**What to do:** Extract each line holding the word "icon" from the entries.

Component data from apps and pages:
- - -

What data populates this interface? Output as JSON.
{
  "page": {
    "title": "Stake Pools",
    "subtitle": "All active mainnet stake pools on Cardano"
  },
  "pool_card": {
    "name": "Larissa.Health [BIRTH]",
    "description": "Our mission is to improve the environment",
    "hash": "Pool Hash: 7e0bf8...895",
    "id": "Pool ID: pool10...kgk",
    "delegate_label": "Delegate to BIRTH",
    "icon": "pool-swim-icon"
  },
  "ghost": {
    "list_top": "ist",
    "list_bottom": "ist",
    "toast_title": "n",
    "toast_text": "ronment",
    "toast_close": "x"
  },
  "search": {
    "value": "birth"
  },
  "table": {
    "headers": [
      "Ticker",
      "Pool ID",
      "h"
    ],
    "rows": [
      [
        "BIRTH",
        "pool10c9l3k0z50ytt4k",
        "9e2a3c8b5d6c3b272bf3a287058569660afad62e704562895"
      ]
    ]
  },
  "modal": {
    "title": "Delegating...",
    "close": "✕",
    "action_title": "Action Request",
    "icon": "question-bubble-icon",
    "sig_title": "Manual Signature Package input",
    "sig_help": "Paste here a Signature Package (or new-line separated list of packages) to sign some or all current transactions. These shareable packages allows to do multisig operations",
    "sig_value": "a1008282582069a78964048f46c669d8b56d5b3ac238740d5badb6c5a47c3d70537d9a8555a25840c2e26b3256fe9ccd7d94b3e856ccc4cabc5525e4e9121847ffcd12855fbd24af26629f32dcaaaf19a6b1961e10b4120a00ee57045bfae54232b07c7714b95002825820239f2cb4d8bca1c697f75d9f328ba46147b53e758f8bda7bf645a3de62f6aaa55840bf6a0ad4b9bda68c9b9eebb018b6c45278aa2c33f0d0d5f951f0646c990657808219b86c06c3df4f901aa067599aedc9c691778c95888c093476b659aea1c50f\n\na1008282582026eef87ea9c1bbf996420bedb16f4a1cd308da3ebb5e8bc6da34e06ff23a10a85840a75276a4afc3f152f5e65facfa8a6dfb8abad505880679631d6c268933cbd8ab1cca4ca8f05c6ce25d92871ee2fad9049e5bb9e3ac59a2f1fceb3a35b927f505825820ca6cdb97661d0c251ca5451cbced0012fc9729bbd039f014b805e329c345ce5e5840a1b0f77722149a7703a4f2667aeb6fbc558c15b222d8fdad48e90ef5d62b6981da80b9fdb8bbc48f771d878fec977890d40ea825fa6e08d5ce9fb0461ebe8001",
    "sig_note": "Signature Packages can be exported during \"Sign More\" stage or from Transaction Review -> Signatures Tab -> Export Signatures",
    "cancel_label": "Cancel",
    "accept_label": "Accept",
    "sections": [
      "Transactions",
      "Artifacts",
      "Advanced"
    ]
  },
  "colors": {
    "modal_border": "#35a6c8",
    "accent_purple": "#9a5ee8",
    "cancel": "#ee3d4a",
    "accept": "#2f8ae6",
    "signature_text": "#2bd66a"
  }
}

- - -

**Output for this exercise:**
    "icon": "pool-swim-icon"
    "icon": "question-bubble-icon",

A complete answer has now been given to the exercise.